■ TASK BRIEF ■
Since only the total matters, count the lines of these entries containing the word "ESRS" and write that total alone.

[Data records for software interfaces]
● ● ● ● ● ● ●

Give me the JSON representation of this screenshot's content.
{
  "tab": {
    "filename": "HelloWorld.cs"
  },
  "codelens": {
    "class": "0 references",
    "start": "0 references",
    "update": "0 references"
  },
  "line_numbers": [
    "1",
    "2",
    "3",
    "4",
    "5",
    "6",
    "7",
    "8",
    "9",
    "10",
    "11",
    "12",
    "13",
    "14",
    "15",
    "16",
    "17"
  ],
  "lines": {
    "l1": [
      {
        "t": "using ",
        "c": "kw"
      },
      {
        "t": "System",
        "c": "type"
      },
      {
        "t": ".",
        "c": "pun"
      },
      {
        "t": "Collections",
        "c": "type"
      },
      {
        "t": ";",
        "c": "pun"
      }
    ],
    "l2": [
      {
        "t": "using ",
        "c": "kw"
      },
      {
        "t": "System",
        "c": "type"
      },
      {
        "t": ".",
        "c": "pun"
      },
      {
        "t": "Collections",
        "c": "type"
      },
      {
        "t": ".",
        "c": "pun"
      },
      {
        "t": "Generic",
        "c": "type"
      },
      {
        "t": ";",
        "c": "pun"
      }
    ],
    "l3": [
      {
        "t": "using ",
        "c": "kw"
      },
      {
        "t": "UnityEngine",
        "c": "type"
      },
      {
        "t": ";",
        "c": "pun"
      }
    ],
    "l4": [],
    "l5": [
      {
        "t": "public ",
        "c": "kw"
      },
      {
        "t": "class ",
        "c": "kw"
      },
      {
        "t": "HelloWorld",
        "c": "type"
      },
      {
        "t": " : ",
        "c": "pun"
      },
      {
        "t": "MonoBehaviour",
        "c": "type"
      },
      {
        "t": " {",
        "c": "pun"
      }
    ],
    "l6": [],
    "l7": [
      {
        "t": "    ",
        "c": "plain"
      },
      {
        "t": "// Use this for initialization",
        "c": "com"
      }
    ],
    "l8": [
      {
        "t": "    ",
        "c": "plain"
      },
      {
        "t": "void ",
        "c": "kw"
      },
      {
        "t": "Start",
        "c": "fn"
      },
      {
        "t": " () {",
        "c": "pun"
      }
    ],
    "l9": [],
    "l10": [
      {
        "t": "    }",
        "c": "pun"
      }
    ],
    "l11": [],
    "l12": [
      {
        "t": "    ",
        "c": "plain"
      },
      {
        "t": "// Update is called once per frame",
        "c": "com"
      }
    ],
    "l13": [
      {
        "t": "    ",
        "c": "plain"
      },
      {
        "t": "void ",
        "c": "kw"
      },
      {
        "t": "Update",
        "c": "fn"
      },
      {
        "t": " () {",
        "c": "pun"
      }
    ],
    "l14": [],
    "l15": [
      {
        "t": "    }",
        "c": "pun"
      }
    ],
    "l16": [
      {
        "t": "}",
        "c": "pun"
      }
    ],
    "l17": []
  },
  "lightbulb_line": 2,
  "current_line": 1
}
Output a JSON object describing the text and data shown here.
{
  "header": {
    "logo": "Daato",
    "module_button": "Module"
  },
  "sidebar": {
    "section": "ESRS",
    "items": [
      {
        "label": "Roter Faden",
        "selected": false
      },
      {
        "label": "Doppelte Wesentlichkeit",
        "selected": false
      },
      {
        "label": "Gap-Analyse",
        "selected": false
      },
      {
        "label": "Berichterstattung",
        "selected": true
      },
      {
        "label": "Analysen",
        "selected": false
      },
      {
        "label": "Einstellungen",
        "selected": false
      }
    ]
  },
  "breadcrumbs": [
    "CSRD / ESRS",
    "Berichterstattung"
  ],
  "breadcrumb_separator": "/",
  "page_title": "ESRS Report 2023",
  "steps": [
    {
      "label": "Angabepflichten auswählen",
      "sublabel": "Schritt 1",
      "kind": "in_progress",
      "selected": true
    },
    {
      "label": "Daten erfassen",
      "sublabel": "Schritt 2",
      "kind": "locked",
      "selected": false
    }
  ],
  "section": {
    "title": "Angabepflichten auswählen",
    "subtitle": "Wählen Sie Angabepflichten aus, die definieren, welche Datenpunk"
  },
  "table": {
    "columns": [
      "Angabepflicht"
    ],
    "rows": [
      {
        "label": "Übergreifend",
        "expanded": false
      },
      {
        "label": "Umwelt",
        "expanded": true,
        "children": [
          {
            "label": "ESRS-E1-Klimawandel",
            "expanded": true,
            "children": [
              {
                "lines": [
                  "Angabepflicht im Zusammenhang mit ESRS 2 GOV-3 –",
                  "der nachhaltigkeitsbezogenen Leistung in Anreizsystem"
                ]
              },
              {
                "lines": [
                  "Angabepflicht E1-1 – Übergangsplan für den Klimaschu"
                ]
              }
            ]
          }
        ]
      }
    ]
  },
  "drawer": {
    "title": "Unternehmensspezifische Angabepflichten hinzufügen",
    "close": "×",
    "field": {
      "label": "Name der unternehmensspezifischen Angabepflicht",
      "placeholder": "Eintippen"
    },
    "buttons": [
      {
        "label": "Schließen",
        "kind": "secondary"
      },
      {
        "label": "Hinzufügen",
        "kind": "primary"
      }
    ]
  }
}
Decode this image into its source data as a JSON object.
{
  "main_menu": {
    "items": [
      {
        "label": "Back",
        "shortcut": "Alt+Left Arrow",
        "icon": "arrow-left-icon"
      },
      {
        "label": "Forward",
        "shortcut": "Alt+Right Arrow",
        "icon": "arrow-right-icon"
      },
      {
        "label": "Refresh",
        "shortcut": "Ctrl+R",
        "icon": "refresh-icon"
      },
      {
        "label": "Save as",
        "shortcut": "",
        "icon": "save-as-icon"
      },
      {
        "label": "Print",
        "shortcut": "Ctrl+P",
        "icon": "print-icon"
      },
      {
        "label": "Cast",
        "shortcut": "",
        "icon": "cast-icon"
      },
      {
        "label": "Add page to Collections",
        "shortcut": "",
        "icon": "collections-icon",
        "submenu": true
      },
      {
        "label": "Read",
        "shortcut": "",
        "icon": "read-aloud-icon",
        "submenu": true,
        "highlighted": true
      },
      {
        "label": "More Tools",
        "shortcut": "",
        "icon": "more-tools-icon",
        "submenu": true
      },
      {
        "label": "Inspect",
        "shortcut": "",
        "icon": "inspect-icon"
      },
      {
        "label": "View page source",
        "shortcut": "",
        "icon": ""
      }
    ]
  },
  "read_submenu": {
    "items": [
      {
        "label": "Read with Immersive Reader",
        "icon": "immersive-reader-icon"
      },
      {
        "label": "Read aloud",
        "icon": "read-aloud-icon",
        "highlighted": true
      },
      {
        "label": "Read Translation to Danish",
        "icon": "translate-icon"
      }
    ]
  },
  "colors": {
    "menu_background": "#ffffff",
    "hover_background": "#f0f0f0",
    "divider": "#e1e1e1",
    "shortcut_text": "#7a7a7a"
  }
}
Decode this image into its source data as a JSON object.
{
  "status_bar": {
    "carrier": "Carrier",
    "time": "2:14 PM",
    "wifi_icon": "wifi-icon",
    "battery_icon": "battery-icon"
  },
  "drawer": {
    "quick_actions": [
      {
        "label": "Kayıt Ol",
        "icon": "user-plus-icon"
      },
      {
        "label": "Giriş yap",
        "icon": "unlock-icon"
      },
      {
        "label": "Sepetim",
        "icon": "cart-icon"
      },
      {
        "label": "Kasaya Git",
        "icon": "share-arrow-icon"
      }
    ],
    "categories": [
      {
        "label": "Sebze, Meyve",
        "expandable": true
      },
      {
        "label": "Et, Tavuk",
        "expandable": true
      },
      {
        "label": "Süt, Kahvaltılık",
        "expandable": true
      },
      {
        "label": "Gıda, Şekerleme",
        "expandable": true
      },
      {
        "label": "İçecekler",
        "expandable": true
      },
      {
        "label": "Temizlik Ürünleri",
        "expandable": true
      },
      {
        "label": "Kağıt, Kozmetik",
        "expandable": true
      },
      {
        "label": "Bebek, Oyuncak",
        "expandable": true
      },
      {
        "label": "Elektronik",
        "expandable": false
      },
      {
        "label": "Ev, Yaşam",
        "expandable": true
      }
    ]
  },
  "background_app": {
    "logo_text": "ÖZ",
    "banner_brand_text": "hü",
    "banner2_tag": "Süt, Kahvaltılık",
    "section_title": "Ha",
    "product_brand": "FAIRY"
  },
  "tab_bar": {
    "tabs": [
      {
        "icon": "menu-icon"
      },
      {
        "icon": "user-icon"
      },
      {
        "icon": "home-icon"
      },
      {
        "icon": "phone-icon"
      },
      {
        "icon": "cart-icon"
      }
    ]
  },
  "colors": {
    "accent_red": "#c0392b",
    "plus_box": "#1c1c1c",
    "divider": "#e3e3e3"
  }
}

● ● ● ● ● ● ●

■ ANSWER TO THIS PROBLEM ■
5